REQUIRED WORK: Report each line of the data below in which "action" appears.

Element data from apps and pages:
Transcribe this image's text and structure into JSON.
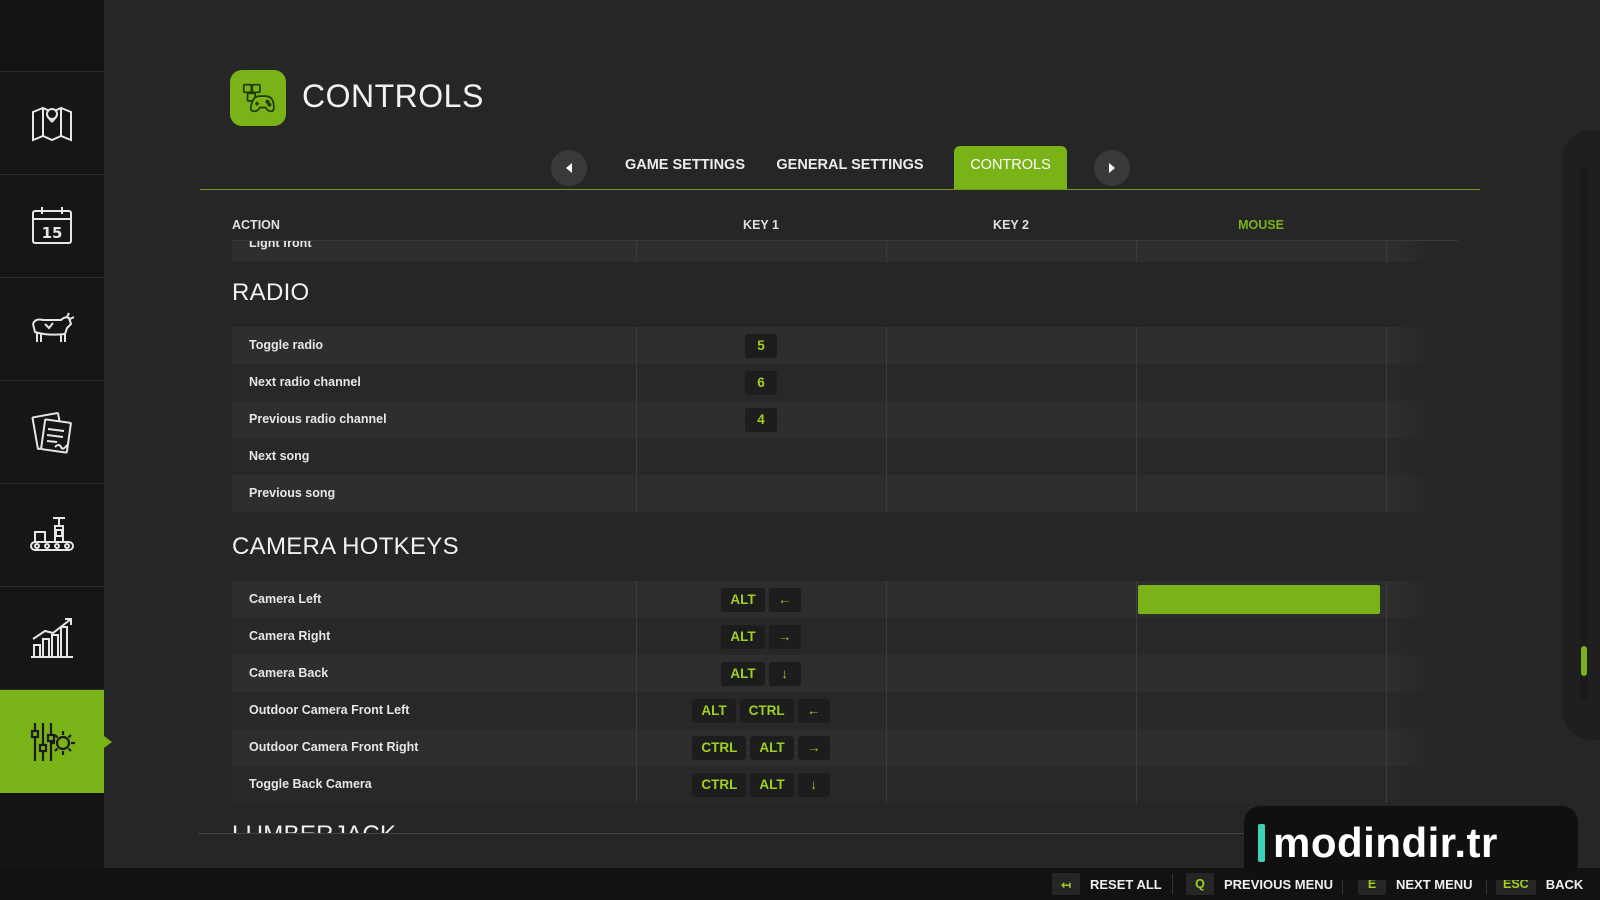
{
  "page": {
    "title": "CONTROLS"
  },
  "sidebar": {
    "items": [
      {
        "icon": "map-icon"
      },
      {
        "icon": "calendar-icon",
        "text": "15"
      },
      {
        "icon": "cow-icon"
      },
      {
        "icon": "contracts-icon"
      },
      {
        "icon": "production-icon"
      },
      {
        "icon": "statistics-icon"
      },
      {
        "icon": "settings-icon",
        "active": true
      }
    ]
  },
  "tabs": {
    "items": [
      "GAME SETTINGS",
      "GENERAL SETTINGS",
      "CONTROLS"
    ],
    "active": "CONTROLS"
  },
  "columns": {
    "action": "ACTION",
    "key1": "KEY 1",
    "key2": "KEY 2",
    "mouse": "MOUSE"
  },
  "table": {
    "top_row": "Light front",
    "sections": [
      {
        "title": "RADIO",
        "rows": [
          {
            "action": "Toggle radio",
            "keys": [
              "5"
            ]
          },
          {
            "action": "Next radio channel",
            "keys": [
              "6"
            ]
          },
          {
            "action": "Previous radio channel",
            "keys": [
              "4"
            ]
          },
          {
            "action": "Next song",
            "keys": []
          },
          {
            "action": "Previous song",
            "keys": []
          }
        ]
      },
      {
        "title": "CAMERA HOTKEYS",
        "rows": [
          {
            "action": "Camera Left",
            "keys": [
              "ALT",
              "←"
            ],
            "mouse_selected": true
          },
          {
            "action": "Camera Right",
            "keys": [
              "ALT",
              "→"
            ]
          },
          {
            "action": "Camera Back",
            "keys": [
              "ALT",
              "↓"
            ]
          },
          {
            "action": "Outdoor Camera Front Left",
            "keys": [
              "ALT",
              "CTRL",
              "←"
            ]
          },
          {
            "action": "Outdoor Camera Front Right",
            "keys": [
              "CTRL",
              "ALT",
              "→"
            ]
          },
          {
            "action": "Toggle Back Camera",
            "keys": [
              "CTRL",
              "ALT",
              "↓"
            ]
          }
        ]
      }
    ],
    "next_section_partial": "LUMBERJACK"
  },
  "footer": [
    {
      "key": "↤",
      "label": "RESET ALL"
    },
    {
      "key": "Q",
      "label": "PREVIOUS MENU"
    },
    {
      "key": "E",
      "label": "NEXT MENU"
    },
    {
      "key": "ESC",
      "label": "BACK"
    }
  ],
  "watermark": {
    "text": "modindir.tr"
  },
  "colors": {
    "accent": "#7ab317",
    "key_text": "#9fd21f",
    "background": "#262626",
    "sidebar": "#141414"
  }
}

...

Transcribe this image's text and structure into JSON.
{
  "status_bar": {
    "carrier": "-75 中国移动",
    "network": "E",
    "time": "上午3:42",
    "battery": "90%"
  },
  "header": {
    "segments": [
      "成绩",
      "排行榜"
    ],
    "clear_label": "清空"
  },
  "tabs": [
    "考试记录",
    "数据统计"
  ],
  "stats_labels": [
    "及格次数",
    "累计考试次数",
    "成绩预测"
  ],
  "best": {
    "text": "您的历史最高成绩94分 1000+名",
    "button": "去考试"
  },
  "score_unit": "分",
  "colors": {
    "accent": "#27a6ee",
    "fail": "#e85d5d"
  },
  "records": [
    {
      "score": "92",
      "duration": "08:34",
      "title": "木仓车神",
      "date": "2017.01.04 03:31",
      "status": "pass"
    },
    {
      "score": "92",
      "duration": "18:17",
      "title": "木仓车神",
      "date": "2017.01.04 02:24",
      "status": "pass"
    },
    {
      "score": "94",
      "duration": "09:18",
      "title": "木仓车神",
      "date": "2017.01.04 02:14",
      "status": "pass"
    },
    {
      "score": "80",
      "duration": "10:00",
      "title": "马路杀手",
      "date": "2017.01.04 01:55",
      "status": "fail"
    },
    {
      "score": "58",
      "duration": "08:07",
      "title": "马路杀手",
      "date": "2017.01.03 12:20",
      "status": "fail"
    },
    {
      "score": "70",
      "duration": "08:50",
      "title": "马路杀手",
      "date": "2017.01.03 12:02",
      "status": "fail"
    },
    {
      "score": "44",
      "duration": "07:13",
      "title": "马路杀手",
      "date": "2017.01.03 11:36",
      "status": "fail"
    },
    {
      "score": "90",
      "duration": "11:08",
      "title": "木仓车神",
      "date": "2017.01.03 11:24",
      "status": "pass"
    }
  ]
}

RESPONSE TO THIS TASK:
    "action": "ACTION",
            "action": "Toggle radio",
            "action": "Next radio channel",
            "action": "Previous radio channel",
            "action": "Next song",
            "action": "Previous song",
            "action": "Camera Left",
            "action": "Camera Right",
            "action": "Camera Back",
            "action": "Outdoor Camera Front Left",
            "action": "Outdoor Camera Front Right",
            "action": "Toggle Back Camera",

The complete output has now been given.